WORK REQUIRED
Every line below that holds "text" must be copied.
====== INFORMATION PROVIDED ======
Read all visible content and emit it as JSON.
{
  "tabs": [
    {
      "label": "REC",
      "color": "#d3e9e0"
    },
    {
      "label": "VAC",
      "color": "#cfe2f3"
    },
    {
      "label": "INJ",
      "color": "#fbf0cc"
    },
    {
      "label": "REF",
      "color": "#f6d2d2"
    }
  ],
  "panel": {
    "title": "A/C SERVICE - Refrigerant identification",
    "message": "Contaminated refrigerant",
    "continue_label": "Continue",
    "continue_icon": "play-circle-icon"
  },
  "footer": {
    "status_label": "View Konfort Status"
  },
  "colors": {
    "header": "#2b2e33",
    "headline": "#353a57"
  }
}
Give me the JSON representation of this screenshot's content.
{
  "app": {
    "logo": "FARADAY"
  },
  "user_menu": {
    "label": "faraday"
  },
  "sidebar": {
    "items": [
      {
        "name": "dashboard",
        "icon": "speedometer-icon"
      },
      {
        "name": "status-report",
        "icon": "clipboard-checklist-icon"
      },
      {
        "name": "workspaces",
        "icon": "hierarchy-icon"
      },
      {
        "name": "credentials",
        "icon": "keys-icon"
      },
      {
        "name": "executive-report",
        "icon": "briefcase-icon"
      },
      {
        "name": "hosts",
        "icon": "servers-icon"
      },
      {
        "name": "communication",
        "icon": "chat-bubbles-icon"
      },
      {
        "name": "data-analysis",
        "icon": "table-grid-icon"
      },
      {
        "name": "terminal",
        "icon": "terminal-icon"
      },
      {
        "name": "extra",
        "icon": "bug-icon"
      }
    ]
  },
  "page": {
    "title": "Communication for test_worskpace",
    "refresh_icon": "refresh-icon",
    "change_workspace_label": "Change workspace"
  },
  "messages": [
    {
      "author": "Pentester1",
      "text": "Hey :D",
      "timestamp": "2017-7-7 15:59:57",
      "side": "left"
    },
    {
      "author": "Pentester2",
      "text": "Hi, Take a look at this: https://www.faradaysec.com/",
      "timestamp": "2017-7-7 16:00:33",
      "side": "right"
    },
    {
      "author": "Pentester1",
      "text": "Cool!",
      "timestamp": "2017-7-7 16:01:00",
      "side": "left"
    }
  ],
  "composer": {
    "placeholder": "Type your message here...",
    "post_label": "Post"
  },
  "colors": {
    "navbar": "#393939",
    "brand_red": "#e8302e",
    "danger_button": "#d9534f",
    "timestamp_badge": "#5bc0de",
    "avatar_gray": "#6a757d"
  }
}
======
EXERCISE OUTPUT
      "text": "Hey :D",
      "text": "Hi, Take a look at this: https://www.faradaysec.com/",
      "text": "Cool!",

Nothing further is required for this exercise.